What led you to the theme of “Recess?”
I wrote a few lines about kids in my old neighborhood in a notebook. A year or two later, I looked at those lines again—and realized there was a story there. I imagined what it would feel like to be running on a playground again, and the rest fell into place.
I also worked as a nanny for three years. I couldn’t help but observe and listen to children closely. The games children play fascinate me. They can feel incredibly violent and absurd at once. In that way, childhood rituals mirror adult rituals.
“… he howls I loooove you or You’re dead meat!” offers such a wonderfully concise summary of the dichotomy central to “Recess.” Was that dichotomy your goal from the start, or something that emerged as you wrote it?
It emerged as I got down the page, but it’s always there. I write about versions of that dichotomy a lot. The way violence, sexuality, and relationships are much murkier and more complex than that dichotomy too. A lot of conversations don’t allow for that, but fiction and poetry does.
Was this story always intended to be second person present tense?
No, but there were a lot of second-person sentences in the first draft, so I decided to put it all in second person.
There are moments of pure beauty in your prose—”liquid giggles,” the “rich, wet green” grass, and so much more. Do those descriptions occur to you during the writing, or outside of the process?
They occur to me during the writing, usually in the first draft. Images often come first for me, that’s the way my imagination works. I almost never begin with the plot or an idea.
What are you working on next?
I’m working on a couple of different short pieces.
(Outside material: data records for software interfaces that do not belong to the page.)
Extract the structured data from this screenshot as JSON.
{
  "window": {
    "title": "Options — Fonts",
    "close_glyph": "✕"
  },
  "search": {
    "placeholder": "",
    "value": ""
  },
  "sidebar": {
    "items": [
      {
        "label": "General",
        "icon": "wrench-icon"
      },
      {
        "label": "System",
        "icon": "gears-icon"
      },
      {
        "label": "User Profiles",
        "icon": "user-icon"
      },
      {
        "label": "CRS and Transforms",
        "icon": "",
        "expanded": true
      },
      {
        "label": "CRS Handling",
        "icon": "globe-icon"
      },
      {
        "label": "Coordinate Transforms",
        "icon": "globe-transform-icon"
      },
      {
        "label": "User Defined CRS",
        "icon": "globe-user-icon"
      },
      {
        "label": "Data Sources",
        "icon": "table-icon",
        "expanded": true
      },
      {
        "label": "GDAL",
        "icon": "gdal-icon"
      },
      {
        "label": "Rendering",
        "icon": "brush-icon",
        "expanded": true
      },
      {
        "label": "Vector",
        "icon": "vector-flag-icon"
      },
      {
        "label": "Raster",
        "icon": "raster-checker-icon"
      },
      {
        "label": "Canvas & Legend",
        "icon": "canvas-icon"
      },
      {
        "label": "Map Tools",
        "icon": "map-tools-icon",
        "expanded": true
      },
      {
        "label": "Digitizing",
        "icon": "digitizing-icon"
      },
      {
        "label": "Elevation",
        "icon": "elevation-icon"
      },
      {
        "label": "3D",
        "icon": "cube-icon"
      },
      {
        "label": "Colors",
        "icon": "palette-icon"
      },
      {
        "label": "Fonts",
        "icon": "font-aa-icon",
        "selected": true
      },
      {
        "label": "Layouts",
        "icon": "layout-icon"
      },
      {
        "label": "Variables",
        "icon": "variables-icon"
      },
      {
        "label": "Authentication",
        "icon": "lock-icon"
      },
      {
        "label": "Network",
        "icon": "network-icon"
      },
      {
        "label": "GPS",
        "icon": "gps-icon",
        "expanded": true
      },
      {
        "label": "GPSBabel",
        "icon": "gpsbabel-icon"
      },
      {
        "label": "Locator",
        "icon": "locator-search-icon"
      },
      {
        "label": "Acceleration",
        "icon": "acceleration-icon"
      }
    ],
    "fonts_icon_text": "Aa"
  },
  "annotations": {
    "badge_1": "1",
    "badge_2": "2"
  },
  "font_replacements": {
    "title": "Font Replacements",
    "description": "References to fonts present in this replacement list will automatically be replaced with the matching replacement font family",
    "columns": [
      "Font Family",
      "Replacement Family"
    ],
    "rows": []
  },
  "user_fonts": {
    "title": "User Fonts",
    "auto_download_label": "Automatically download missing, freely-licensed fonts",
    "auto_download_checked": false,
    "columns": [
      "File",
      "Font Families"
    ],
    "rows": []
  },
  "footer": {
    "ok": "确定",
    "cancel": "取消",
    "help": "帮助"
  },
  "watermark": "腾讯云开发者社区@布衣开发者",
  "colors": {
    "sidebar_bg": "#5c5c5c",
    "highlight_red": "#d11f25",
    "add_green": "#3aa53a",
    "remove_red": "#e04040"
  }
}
I work full time, so they are always waiting for me to come home to them at night! I am also working on a longer memoir.